loud report of bursting lemonade bottles, and the contents were dashed
into fragments on the rocks beneath.
'How could you be so careless, Jack?' his father said in tones of
vexation; but as he never dreamed it was anything but an accident, he
did not say much.
They were obliged to return to the hotel for a meal, and Walter shrewdly
suspected this was the result Jack had worked for.
However, the lunch was not a success. A crowd of excursionists had swept
nearly everything in the shape of food before them, and left very
little for any one who came after.
'Oh, dear,' sighed Mrs. Trehane, 'when I think of the nice ham
sandwiches and hard-boiled eggs, the lovely meat patties and raspberry
puffs, which are now floating away to sea, I do feel sad!'
'What an idiot you have been!' whispered Walter to Jack, and the latter
was inclined to believe his friend spoke truly.
When Mr. Trehane pulled out some money in order to pay the bill, his
wife gave another sigh.
'This is worse than the cold mutton, is it not?' he asked, laughing.
Then she laughed too and held up a warning finger.
'Hush!' she whispered, 'you must not let out my secret.'
'I think we must share it with Jack,' said Mr. Trehane. 'It will make
him more careful in future when we trust him with our luncheon-basket.'
He had noticed his son's scornful look when the settlement of the bill
was mentioned, and had partly guessed what was in his mind.
'I wanted it to be a surprise,' Mrs. Trehane said; 'but now you have

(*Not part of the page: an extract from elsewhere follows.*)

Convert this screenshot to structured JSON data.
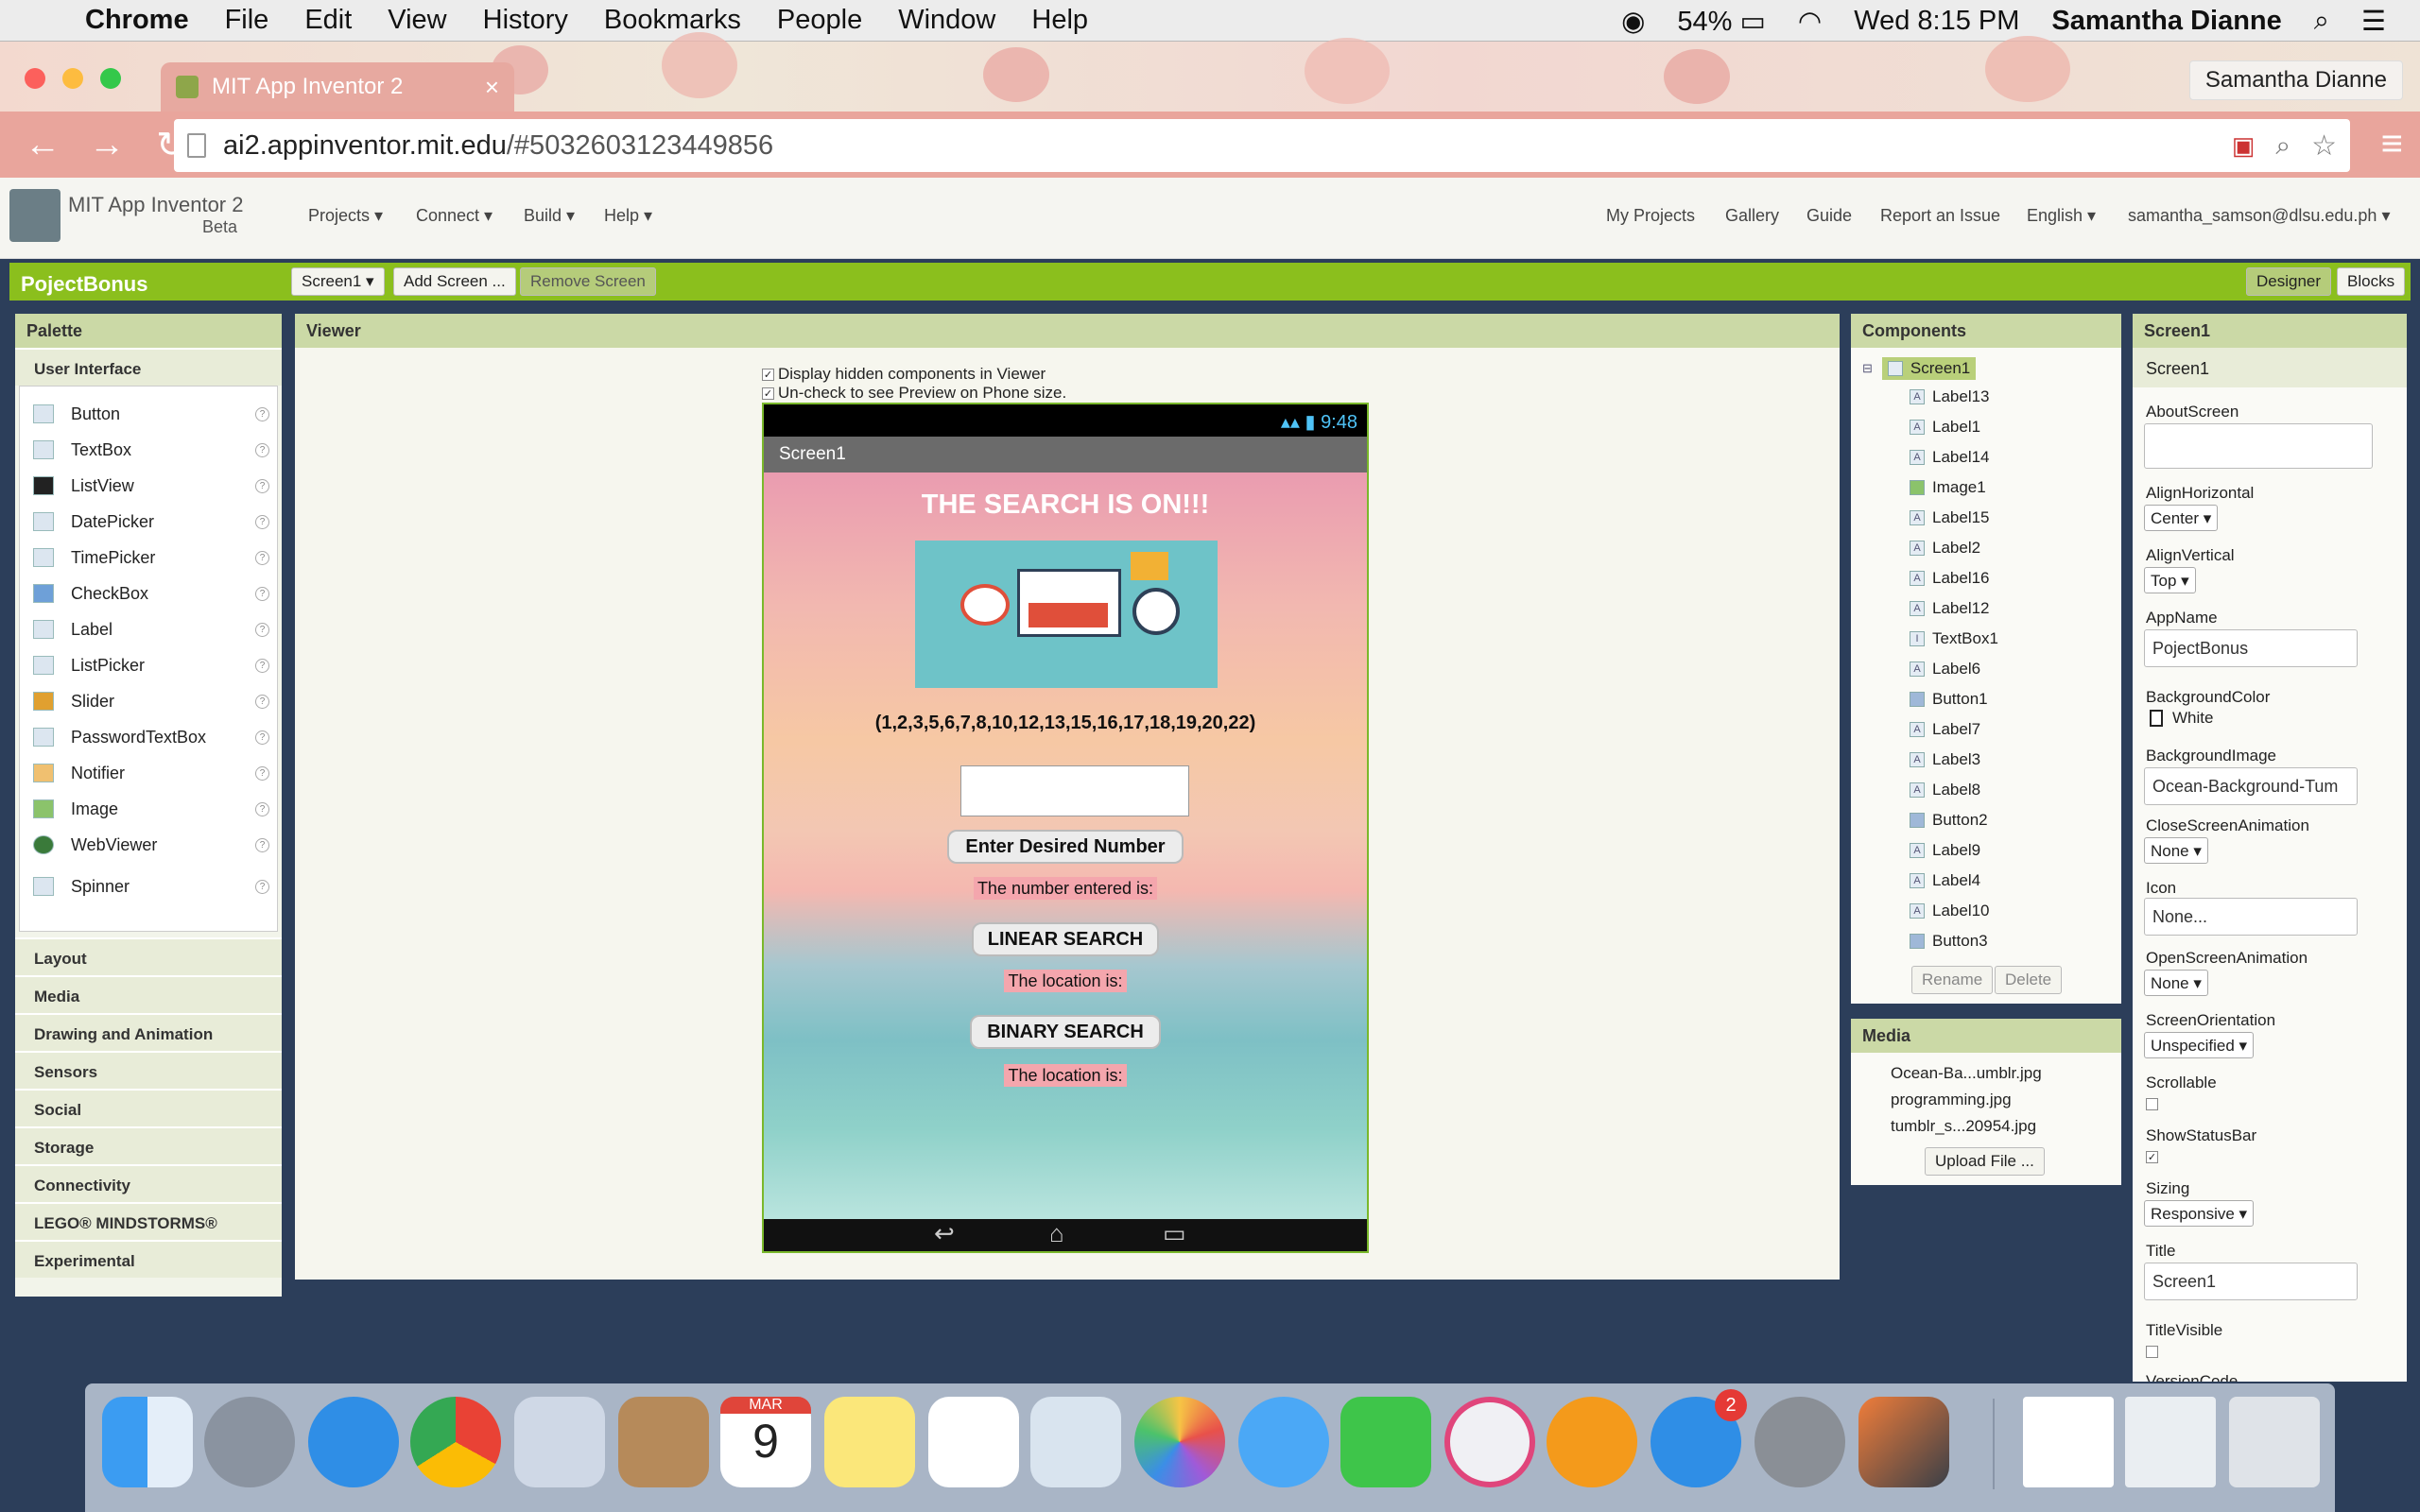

revealed half the secret, perhaps it is as well to confess the whole.'
'Well, Jack,' his father said, 'you know you have been bothering me for
a new watch, but I told you I could not manage such a piece of
extravagance now, and you would have to wait another year.'
'My old one is no more use than a turnip,' Jack broke in.
'All the more pity that part of the new one went over the cliff with the
lunch,' remarked his father.
'What do you mean?' asked Jack in bewilderment.
Mr. Trehane looked at his wife.
'It was your plan; you had better explain it,' he said.
'You see, Jack,' she began, 'it seemed rather hard you should not have a
new watch when you wanted one so badly, so I told Father I was quite
sure I could save money in many little ways without robbing us of any
real comforts. One of my plans was to take a luncheon-basket when we had
picnics or expeditions, and to have a first-rate meal of delicious
home-made dainties instead of a second-rate lunch for which we should
have to pay more. Now, Jack, do you approve of my little scheme?'
Jack was almost speechless with shame and confusion, and the twinkle in
Walter's eye made him even hotter.
'I think you are awfully good,' he stammered, 'but I don't deserve that
watch, and I shan't have it now I was such a silly donkey as to throw
the basket over the cliff.'
'Oh, yes, you will, Jack,' said his step-mother, though she did look a
little astonished at the confession that it was a deliberate act instead
of an accident. 'There will be plenty of money saved by the end of the
holidays, if you will be careful not to lose any more baskets.'
Jack never forgot this lesson, and the beautiful new watch he carried
back to school with him was a constant reminder that hasty judgments too
often prove unjust.
"The precious picnic-basket rolling down the turf!"